START Supplied information
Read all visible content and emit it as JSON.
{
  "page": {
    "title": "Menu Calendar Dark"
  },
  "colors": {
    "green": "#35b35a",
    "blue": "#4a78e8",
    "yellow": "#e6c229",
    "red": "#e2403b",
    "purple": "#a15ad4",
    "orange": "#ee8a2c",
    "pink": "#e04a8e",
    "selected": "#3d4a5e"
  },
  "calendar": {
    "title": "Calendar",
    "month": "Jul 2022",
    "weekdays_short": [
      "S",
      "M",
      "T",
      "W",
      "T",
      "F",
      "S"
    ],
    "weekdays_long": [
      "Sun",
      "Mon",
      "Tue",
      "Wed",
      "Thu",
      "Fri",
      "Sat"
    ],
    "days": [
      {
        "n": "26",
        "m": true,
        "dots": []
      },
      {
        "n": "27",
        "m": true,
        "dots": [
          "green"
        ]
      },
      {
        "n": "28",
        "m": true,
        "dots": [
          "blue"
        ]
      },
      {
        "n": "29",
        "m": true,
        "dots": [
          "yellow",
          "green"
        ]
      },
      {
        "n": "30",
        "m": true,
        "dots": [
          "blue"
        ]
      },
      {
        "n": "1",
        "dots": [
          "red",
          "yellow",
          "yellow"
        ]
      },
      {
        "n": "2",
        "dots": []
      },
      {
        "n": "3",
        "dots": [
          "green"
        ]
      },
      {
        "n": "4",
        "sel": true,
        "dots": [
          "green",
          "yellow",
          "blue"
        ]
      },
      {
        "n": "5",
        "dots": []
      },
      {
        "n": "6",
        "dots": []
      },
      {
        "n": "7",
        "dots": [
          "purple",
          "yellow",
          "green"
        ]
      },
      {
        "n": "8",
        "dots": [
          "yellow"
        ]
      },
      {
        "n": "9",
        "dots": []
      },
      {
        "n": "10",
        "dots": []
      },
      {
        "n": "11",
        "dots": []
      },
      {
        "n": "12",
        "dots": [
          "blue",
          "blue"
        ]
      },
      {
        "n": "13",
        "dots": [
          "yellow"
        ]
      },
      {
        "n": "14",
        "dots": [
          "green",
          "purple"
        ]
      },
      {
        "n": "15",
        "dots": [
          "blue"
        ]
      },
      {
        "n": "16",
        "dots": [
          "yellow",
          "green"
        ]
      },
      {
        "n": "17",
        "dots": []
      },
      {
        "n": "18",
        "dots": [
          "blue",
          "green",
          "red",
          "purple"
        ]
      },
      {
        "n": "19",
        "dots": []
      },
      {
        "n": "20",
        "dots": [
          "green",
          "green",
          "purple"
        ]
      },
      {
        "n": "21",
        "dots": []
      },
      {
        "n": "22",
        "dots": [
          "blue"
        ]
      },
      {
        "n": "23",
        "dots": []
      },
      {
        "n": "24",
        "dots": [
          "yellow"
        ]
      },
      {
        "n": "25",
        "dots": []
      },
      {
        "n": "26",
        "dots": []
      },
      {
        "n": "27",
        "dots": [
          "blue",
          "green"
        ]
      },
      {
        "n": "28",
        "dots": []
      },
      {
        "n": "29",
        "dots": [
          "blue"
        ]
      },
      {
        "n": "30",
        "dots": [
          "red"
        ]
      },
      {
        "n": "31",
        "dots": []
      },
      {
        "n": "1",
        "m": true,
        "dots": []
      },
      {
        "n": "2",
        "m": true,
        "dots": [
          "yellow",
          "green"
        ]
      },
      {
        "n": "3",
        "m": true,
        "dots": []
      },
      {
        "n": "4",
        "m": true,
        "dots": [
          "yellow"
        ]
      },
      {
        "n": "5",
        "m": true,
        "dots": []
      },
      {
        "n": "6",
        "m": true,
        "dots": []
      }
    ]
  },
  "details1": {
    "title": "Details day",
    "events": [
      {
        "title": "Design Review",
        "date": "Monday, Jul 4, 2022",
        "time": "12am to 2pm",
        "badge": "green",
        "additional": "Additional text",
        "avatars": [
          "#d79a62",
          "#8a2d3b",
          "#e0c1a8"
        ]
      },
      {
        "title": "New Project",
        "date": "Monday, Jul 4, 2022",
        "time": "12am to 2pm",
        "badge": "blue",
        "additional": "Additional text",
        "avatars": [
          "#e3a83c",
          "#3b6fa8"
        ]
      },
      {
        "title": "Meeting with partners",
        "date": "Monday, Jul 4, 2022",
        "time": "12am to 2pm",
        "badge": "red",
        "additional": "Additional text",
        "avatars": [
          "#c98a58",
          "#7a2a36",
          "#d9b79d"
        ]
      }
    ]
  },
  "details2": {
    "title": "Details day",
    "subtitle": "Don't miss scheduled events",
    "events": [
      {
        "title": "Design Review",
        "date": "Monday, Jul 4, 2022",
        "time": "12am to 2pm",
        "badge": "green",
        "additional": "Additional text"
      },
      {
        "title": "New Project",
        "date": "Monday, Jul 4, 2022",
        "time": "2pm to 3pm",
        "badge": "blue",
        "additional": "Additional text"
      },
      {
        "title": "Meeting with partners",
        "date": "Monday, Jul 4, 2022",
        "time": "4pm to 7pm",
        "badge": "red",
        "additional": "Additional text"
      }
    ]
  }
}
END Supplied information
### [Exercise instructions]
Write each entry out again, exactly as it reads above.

### [Result]
Read all visible content and emit it as JSON.
{
  "page": {
    "title": "Menu Calendar Dark"
  },
  "colors": {
    "green": "#35b35a",
    "blue": "#4a78e8",
    "yellow": "#e6c229",
    "red": "#e2403b",
    "purple": "#a15ad4",
    "orange": "#ee8a2c",
    "pink": "#e04a8e",
    "selected": "#3d4a5e"
  },
  "calendar": {
    "title": "Calendar",
    "month": "Jul 2022",
    "weekdays_short": [
      "S",
      "M",
      "T",
      "W",
      "T",
      "F",
      "S"
    ],
    "weekdays_long": [
      "Sun",
      "Mon",
      "Tue",
      "Wed",
      "Thu",
      "Fri",
      "Sat"
    ],
    "days": [
      {
        "n": "26",
        "m": true,
        "dots": []
      },
      {
        "n": "27",
        "m": true,
        "dots": [
          "green"
        ]
      },
      {
        "n": "28",
        "m": true,
        "dots": [
          "blue"
        ]
      },
      {
        "n": "29",
        "m": true,
        "dots": [
          "yellow",
          "green"
        ]
      },
      {
        "n": "30",
        "m": true,
        "dots": [
          "blue"
        ]
      },
      {
        "n": "1",
        "dots": [
          "red",
          "yellow",
          "yellow"
        ]
      },
      {
        "n": "2",
        "dots": []
      },
      {
        "n": "3",
        "dots": [
          "green"
        ]
      },
      {
        "n": "4",
        "sel": true,
        "dots": [
          "green",
          "yellow",
          "blue"
        ]
      },
      {
        "n": "5",
        "dots": []
      },
      {
        "n": "6",
        "dots": []
      },
      {
        "n": "7",
        "dots": [
          "purple",
          "yellow",
          "green"
        ]
      },
      {
        "n": "8",
        "dots": [
          "yellow"
        ]
      },
      {
        "n": "9",
        "dots": []
      },
      {
        "n": "10",
        "dots": []
      },
      {
        "n": "11",
        "dots": []
      },
      {
        "n": "12",
        "dots": [
          "blue",
          "blue"
        ]
      },
      {
        "n": "13",
        "dots": [
          "yellow"
        ]
      },
      {
        "n": "14",
        "dots": [
          "green",
          "purple"
        ]
      },
      {
        "n": "15",
        "dots": [
          "blue"
        ]
      },
      {
        "n": "16",
        "dots": [
          "yellow",
          "green"
        ]
      },
      {
        "n": "17",
        "dots": []
      },
      {
        "n": "18",
        "dots": [
          "blue",
          "green",
          "red",
          "purple"
        ]
      },
      {
        "n": "19",
        "dots": []
      },
      {
        "n": "20",
        "dots": [
          "green",
          "green",
          "purple"
        ]
      },
      {
        "n": "21",
        "dots": []
      },
      {
        "n": "22",
        "dots": [
          "blue"
        ]
      },
      {
        "n": "23",
        "dots": []
      },
      {
        "n": "24",
        "dots": [
          "yellow"
        ]
      },
      {
        "n": "25",
        "dots": []
      },
      {
        "n": "26",
        "dots": []
      },
      {
        "n": "27",
        "dots": [
          "blue",
          "green"
        ]
      },
      {
        "n": "28",
        "dots": []
      },
      {
        "n": "29",
        "dots": [
          "blue"
        ]
      },
      {
        "n": "30",
        "dots": [
          "red"
        ]
      },
      {
        "n": "31",
        "dots": []
      },
      {
        "n": "1",
        "m": true,
        "dots": []
      },
      {
        "n": "2",
        "m": true,
        "dots": [
          "yellow",
          "green"
        ]
      },
      {
        "n": "3",
        "m": true,
        "dots": []
      },
      {
        "n": "4",
        "m": true,
        "dots": [
          "yellow"
        ]
      },
      {
        "n": "5",
        "m": true,
        "dots": []
      },
      {
        "n": "6",
        "m": true,
        "dots": []
      }
    ]
  },
  "details1": {
    "title": "Details day",
    "events": [
      {
        "title": "Design Review",
        "date": "Monday, Jul 4, 2022",
        "time": "12am to 2pm",
        "badge": "green",
        "additional": "Additional text",
        "avatars": [
          "#d79a62",
          "#8a2d3b",
          "#e0c1a8"
        ]
      },
      {
        "title": "New Project",
        "date": "Monday, Jul 4, 2022",
        "time": "12am to 2pm",
        "badge": "blue",
        "additional": "Additional text",
        "avatars": [
          "#e3a83c",
          "#3b6fa8"
        ]
      },
      {
        "title": "Meeting with partners",
        "date": "Monday, Jul 4, 2022",
        "time": "12am to 2pm",
        "badge": "red",
        "additional": "Additional text",
        "avatars": [
          "#c98a58",
          "#7a2a36",
          "#d9b79d"
        ]
      }
    ]
  },
  "details2": {
    "title": "Details day",
    "subtitle": "Don't miss scheduled events",
    "events": [
      {
        "title": "Design Review",
        "date": "Monday, Jul 4, 2022",
        "time": "12am to 2pm",
        "badge": "green",
        "additional": "Additional text"
      },
      {
        "title": "New Project",
        "date": "Monday, Jul 4, 2022",
        "time": "2pm to 3pm",
        "badge": "blue",
        "additional": "Additional text"
      },
      {
        "title": "Meeting with partners",
        "date": "Monday, Jul 4, 2022",
        "time": "4pm to 7pm",
        "badge": "red",
        "additional": "Additional text"
      }
    ]
  }
}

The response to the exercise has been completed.